▶ EXTRACTED RECORDS:
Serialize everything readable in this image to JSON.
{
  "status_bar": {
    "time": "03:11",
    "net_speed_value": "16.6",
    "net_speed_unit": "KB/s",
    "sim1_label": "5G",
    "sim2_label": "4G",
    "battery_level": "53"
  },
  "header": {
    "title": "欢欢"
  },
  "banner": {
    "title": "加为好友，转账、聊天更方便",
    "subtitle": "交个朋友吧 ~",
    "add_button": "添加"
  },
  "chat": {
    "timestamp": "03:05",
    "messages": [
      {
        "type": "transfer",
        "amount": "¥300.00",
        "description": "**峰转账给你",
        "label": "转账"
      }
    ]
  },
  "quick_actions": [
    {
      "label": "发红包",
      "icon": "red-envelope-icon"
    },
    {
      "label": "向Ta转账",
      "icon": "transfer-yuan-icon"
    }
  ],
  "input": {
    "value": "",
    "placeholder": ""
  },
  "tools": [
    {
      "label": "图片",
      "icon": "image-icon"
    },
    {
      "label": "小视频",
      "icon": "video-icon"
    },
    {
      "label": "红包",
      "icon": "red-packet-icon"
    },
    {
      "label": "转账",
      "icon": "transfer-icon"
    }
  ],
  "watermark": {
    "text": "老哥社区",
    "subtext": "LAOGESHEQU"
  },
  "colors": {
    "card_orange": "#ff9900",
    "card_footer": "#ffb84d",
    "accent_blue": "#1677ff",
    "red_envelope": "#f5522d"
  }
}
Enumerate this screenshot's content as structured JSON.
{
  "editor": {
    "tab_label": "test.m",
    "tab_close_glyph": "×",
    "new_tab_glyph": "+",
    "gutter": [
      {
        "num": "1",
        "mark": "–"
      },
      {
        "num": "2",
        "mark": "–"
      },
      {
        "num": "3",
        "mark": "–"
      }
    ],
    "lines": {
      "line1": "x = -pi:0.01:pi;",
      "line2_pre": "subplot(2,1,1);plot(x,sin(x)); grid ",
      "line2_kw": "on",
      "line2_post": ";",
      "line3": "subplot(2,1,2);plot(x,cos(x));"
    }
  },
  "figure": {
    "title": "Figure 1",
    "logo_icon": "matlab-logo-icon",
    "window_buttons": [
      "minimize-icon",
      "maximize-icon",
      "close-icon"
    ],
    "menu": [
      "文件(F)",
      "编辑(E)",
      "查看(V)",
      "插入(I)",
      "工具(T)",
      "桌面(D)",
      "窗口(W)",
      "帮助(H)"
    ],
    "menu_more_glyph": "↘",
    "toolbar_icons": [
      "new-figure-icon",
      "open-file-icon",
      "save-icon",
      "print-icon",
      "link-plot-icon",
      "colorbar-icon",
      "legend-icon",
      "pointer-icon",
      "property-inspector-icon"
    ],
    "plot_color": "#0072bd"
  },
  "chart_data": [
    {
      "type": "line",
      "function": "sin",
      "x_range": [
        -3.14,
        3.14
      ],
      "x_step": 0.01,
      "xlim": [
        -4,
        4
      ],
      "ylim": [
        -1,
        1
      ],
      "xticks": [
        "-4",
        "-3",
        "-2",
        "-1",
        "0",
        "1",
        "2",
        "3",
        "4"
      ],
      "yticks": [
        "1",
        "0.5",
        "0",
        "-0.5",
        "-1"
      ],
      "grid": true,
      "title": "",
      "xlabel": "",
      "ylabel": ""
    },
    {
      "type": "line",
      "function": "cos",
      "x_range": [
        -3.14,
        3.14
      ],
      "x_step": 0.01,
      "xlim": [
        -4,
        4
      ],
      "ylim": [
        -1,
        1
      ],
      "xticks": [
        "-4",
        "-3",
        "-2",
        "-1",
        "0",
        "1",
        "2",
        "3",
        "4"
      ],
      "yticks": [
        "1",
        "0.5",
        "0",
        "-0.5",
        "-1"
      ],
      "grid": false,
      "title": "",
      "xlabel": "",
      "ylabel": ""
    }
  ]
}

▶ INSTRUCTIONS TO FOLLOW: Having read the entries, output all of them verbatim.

▶ COMPLETED EXERCISE:
Serialize everything readable in this image to JSON.
{
  "status_bar": {
    "time": "03:11",
    "net_speed_value": "16.6",
    "net_speed_unit": "KB/s",
    "sim1_label": "5G",
    "sim2_label": "4G",
    "battery_level": "53"
  },
  "header": {
    "title": "欢欢"
  },
  "banner": {
    "title": "加为好友，转账、聊天更方便",
    "subtitle": "交个朋友吧 ~",
    "add_button": "添加"
  },
  "chat": {
    "timestamp": "03:05",
    "messages": [
      {
        "type": "transfer",
        "amount": "¥300.00",
        "description": "**峰转账给你",
        "label": "转账"
      }
    ]
  },
  "quick_actions": [
    {
      "label": "发红包",
      "icon": "red-envelope-icon"
    },
    {
      "label": "向Ta转账",
      "icon": "transfer-yuan-icon"
    }
  ],
  "input": {
    "value": "",
    "placeholder": ""
  },
  "tools": [
    {
      "label": "图片",
      "icon": "image-icon"
    },
    {
      "label": "小视频",
      "icon": "video-icon"
    },
    {
      "label": "红包",
      "icon": "red-packet-icon"
    },
    {
      "label": "转账",
      "icon": "transfer-icon"
    }
  ],
  "watermark": {
    "text": "老哥社区",
    "subtext": "LAOGESHEQU"
  },
  "colors": {
    "card_orange": "#ff9900",
    "card_footer": "#ffb84d",
    "accent_blue": "#1677ff",
    "red_envelope": "#f5522d"
  }
}
Enumerate this screenshot's content as structured JSON.
{
  "editor": {
    "tab_label": "test.m",
    "tab_close_glyph": "×",
    "new_tab_glyph": "+",
    "gutter": [
      {
        "num": "1",
        "mark": "–"
      },
      {
        "num": "2",
        "mark": "–"
      },
      {
        "num": "3",
        "mark": "–"
      }
    ],
    "lines": {
      "line1": "x = -pi:0.01:pi;",
      "line2_pre": "subplot(2,1,1);plot(x,sin(x)); grid ",
      "line2_kw": "on",
      "line2_post": ";",
      "line3": "subplot(2,1,2);plot(x,cos(x));"
    }
  },
  "figure": {
    "title": "Figure 1",
    "logo_icon": "matlab-logo-icon",
    "window_buttons": [
      "minimize-icon",
      "maximize-icon",
      "close-icon"
    ],
    "menu": [
      "文件(F)",
      "编辑(E)",
      "查看(V)",
      "插入(I)",
      "工具(T)",
      "桌面(D)",
      "窗口(W)",
      "帮助(H)"
    ],
    "menu_more_glyph": "↘",
    "toolbar_icons": [
      "new-figure-icon",
      "open-file-icon",
      "save-icon",
      "print-icon",
      "link-plot-icon",
      "colorbar-icon",
      "legend-icon",
      "pointer-icon",
      "property-inspector-icon"
    ],
    "plot_color": "#0072bd"
  },
  "chart_data": [
    {
      "type": "line",
      "function": "sin",
      "x_range": [
        -3.14,
        3.14
      ],
      "x_step": 0.01,
      "xlim": [
        -4,
        4
      ],
      "ylim": [
        -1,
        1
      ],
      "xticks": [
        "-4",
        "-3",
        "-2",
        "-1",
        "0",
        "1",
        "2",
        "3",
        "4"
      ],
      "yticks": [
        "1",
        "0.5",
        "0",
        "-0.5",
        "-1"
      ],
      "grid": true,
      "title": "",
      "xlabel": "",
      "ylabel": ""
    },
    {
      "type": "line",
      "function": "cos",
      "x_range": [
        -3.14,
        3.14
      ],
      "x_step": 0.01,
      "xlim": [
        -4,
        4
      ],
      "ylim": [
        -1,
        1
      ],
      "xticks": [
        "-4",
        "-3",
        "-2",
        "-1",
        "0",
        "1",
        "2",
        "3",
        "4"
      ],
      "yticks": [
        "1",
        "0.5",
        "0",
        "-0.5",
        "-1"
      ],
      "grid": false,
      "title": "",
      "xlabel": "",
      "ylabel": ""
    }
  ]
}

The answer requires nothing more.